Vienna, 1914. Lucius is a twenty-two-year-old medical student when World War I explodes across Europe. Enraptured by romantic tales of battlefield surgery, he enlists, expecting a position at a well-organized field hospital. From the gilded ballrooms of Imperial Vienna to the frozen forests of the Eastern Front; from hardscrabble operating rooms to battlefields thundering with Cossack cavalry, The Winter Soldier is the story of war and medicine, of family, of finding love in the sweeping tides of history, and finally, of the mistakes we make, and the precious opportunities to atone.

Mary Jane by Jessica Anya Blau

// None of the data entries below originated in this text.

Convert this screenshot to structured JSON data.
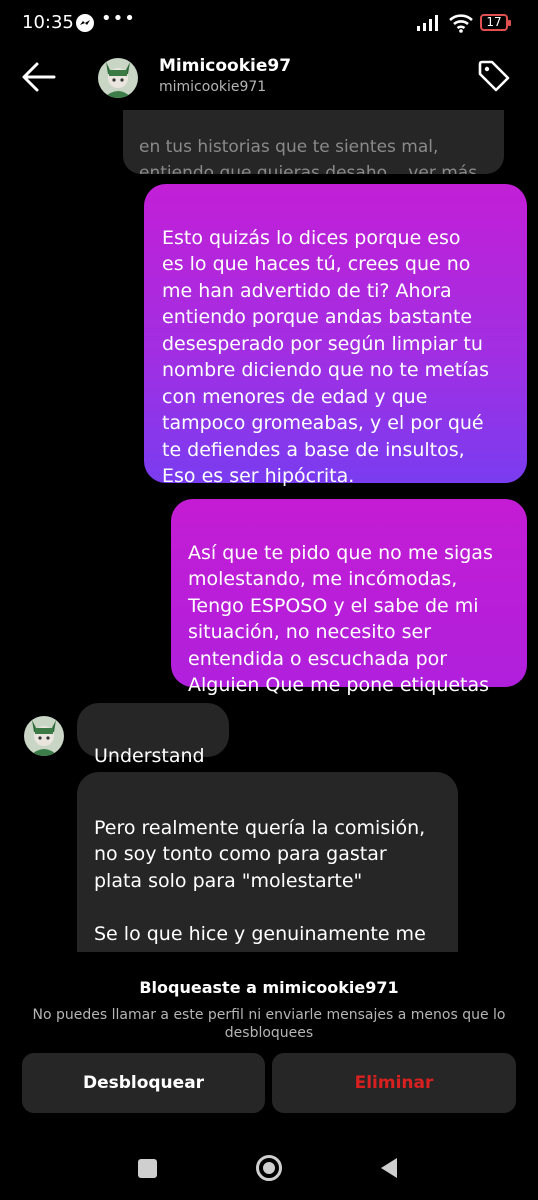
{
  "status": {
    "time": "10:35",
    "dots": "•••",
    "battery": "17"
  },
  "header": {
    "name": "Mimicookie97",
    "username": "mimicookie971"
  },
  "messages": [
    {
      "from": "them",
      "text": "en tus historias que te sientes mal,\nentiendo que quieras desaho... ver más"
    },
    {
      "from": "me",
      "text": "Esto quizás lo dices porque eso\nes lo que haces tú, crees que no\nme han advertido de ti? Ahora\nentiendo porque andas bastante\ndesesperado por según limpiar tu\nnombre diciendo que no te metías\ncon menores de edad y que\ntampoco gromeabas, y el por qué\nte defiendes a base de insultos,\nEso es ser hipócrita."
    },
    {
      "from": "me",
      "text": "Así que te pido que no me sigas\nmolestando, me incómodas,\nTengo ESPOSO y el sabe de mi\nsituación, no necesito ser\nentendida o escuchada por\nAlguien Que me pone etiquetas"
    },
    {
      "from": "them",
      "text": "Understand"
    },
    {
      "from": "them",
      "text": "Pero realmente quería la comisión,\nno soy  tonto como para gastar\nplata solo para \"molestarte\"\n\nSe lo que hice y genuinamente me\narrepiento de eso y de"
    }
  ],
  "blocked": {
    "title": "Bloqueaste a mimicookie971",
    "description": "No puedes llamar a este perfil ni enviarle mensajes a menos que lo desbloquees",
    "unblock_label": "Desbloquear",
    "delete_label": "Eliminar"
  },
  "colors": {
    "accent_delete": "#d82020",
    "bubble_received": "#262626",
    "sent_gradient_top": "#c21fd6",
    "sent_gradient_bottom": "#7a3cf0"
  },
  "icons": [
    "back-arrow-icon",
    "tag-icon",
    "signal-icon",
    "wifi-icon",
    "battery-icon",
    "messenger-icon",
    "nav-recents-icon",
    "nav-home-icon",
    "nav-back-icon"
  ]
}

Not many books and writers have the ability to transport the reader through place and time, but this is definitely one of them.  All of the descriptors create a vortex that spins the reader through time to the 1970s and do it well.  The story and characters are fully fleshed, very complicated and a true wonder to 14 year old Mary  Jane (who in and of herself is an amazing character).  Laugh out loud funny, touching, and genuine joy.  This book is about a summer of love, just not the kind that you expect.

Mexican Gothic by Silvia Moreno-Garcia

This book is a throwback to the old gothic horrors with a modern midcentury twist reminiscent of Daphne DeMaurier.  And it is done well complete with creepy old house, questionable tenants, unexplainable circumstances, and a few twists that really caught me by surprise.  

The Silence of the Girls by Pat Barker

Everyone knows Helen and Achilles and Hector and Odysseus. But most forget about Briseis - Achilles’s war prize. Pat Barker brings to vivid life the hardships, heartaches, and struggles that the Trojan slave women faced in the Greek war camp during the Trojan War. 

Whiskey When We're Dry by John Larison

In the spring of 1885, seventeen-year-old Jessilyn Harney finds herself orphaned and alone on her family's homestead. Desperate to fend off starvation and predatory neighbors, she cuts off her hair, binds her chest, saddles her beloved mare, and sets off across the mountains to find her outlaw brother Noah and bring him home. A talented sharpshooter herself, Jess's quest lands her in the employ of the territory's violent, capricious Governor, whose militia is also hunting Noah--dead or alive.